He says after that’ for two months I led a life of such severity as approving conscience’. This tells us that it had got worse towards the end and he started to realise that it had got worse. Victorians would perceive Hyde as evil and not human, a lot of Victorians were very religious and would like to see the good side of him win over the evil side, a lot of them would be disgusted at the things that Hyde did, especially to the young innocent girl he trampled over in the middle of the night. Stevenson gets the audience going by making a huge contrast and difference between the good Dr. Jekyll and the evil Mr Hyde.
He makes them chose only one side to be on and lets their imagination create pictures. In the end good prevailed over evil but Dr Jekyll had to kill himself so that Mr Hyde could never return and kill more people or harm others. Victorians might perceive Hyde as an evolutionary throwback because Stevenson uses language that describes him as monkeys and ape like creatures. For example he says that Hyde hits someone with ‘ape-like fury’ and that Hyde resembles an ape. Victorian readers might have preferred to perceive as not fully human because they do not want to think that someone human could be that evil and sick-minded that Hyde is.
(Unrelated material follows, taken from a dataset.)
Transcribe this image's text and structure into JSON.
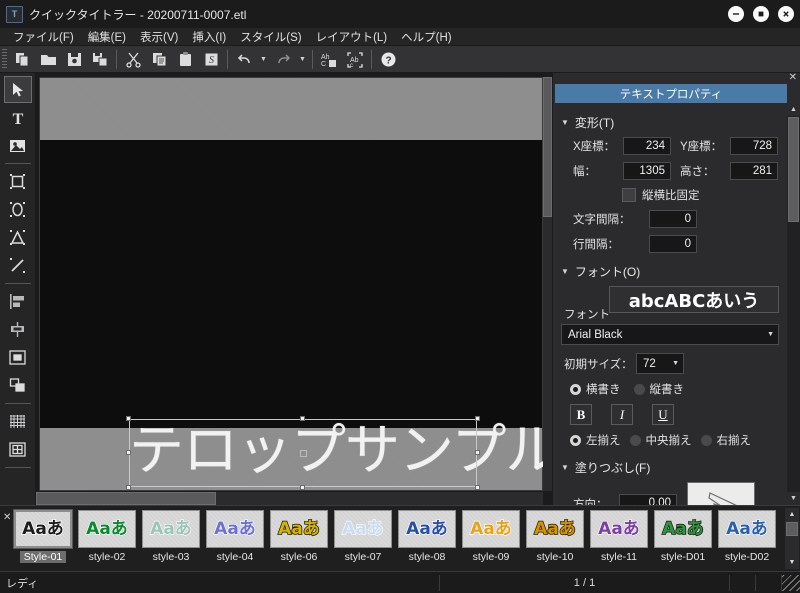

Stevenson refers to Darwin’s theory because it wasn’t fully believed in the time the novel was written. The audience would have been shocked for Hyde to have been described that way. As a modern reader I have different views on Hyde and perceive him in a different way to the Victorians. I still see Hyde as an evil person but he doesn’t have a very big impact on me because I am used to things like this, unlike the Victorians who had rarely seen or spoken about such things before.
I think all of us have evil inside of us but only if we keep it locked up inside of us and do not admit that we have any it starts to get the better of us and takes over, slowly after time it starts making choices that we do not really want to make and we react differently to normal and do things maybe we should not do. Stevenson creates Hyde to show the audience that everyone has evil inside of them but not everyone uses it and keeps it shut away from the world and surroundings.